Unfortunately for the Chinese manufacturers, the crowdfunding agents aren’t exactly being truthful. Or at least they are omitting important information. A lie by omission is still a lie.
While I have not been in any of these meetings, I am fairly certain I can piece the pitch together by the number of secondhand pitches I have heard:
Indiegogo China rep walks into Shenzhen office to look at a product.
Rep tells the seller that the product is amazing but needs a story.
Rep goes back to the office to create story.
Rep returns to seller with story and GREAT news: the Indiegogo bosses are now very interested in the product and offer the seller dedicated staff to set up the campaign for a Western market.
Indiegogo promises complete protection from a failed campaign.
Not in the pitch deck—the percentage of failed campaigns.
More worrisome for consumers are the companies who understand that the pitch is BS and proceed anyway. To them, the lack of accountability on Indiegogo and Kickstarter is a feature, not a bug.
Let’s say for example, you are a fairly sizable company with a good amount of revenue, and you want to launch a new product in a new vertical. Here are your two options:
Cough up some cash and take a balance sheet risk on a new product.
Concoct a fake new company and obfuscate who the owner is (easy to do behind the Great Firewall and so near corporation-laden Hong Kong), then find a US accomplice who promises to ship off your risk to gullible Americans.
Good news! If you picked option #2, we have a partner for you. By this point I’m pretty sure you know who I’m talking about.
What Can Be Done?
So what’s the solution to this madness? Simply stop giving to crowdfunding campaigns. Or at least stop until they institute some accountability for themselves and the sellers using the platforms. You won’t be missing out on much, and anything remotely close to market is going to end up on Amazon anyway, even if just to dump inventory.
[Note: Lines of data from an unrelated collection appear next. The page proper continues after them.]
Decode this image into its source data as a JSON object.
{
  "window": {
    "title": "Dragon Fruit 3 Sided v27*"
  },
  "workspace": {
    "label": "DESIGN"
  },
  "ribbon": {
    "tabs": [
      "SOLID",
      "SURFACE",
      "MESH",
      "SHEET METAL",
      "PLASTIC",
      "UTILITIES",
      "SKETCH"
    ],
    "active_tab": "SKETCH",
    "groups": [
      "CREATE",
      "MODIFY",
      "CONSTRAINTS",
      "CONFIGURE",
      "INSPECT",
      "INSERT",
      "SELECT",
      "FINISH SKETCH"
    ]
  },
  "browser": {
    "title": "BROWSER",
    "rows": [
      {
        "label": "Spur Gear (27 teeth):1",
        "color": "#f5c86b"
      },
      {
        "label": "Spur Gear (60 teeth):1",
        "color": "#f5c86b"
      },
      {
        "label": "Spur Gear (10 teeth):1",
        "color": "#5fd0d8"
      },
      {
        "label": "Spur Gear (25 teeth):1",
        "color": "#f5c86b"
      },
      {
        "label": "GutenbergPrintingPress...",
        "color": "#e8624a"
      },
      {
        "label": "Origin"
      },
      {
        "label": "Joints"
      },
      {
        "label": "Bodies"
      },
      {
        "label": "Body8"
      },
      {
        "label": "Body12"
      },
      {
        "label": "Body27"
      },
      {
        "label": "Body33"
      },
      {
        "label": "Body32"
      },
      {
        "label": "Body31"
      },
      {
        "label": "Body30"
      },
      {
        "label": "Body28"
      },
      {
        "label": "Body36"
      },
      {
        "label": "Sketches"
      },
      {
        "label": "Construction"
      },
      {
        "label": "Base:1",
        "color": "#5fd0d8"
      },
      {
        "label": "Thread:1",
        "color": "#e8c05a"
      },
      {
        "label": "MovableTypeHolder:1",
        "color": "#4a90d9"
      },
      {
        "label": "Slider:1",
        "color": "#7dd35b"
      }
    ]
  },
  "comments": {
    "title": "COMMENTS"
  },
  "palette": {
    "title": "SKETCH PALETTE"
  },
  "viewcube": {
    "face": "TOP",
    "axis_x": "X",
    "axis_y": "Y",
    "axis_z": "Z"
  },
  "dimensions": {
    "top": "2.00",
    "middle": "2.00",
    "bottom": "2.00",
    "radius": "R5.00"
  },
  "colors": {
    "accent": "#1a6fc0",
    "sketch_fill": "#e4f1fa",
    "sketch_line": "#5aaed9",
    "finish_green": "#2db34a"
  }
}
Bad behavior needs to be punished, and your demands for transparency will go further than piecemeal investigations by the FTC.
Consumers need to know who is actually behind the project and why they are doing it. This should not be some fantabulous story (although that can still exist because it’s fun and sells), but there needs to be a section on the project page that has more detailed information about the project and various funding sources to date.
Sellers and consumers should know the chances of project failure—both failure to meet the stated goal and failure to deliver on product promises. I am willing to bet that armed with full knowledge of the data, people would be a bit more wary about throwing their money away.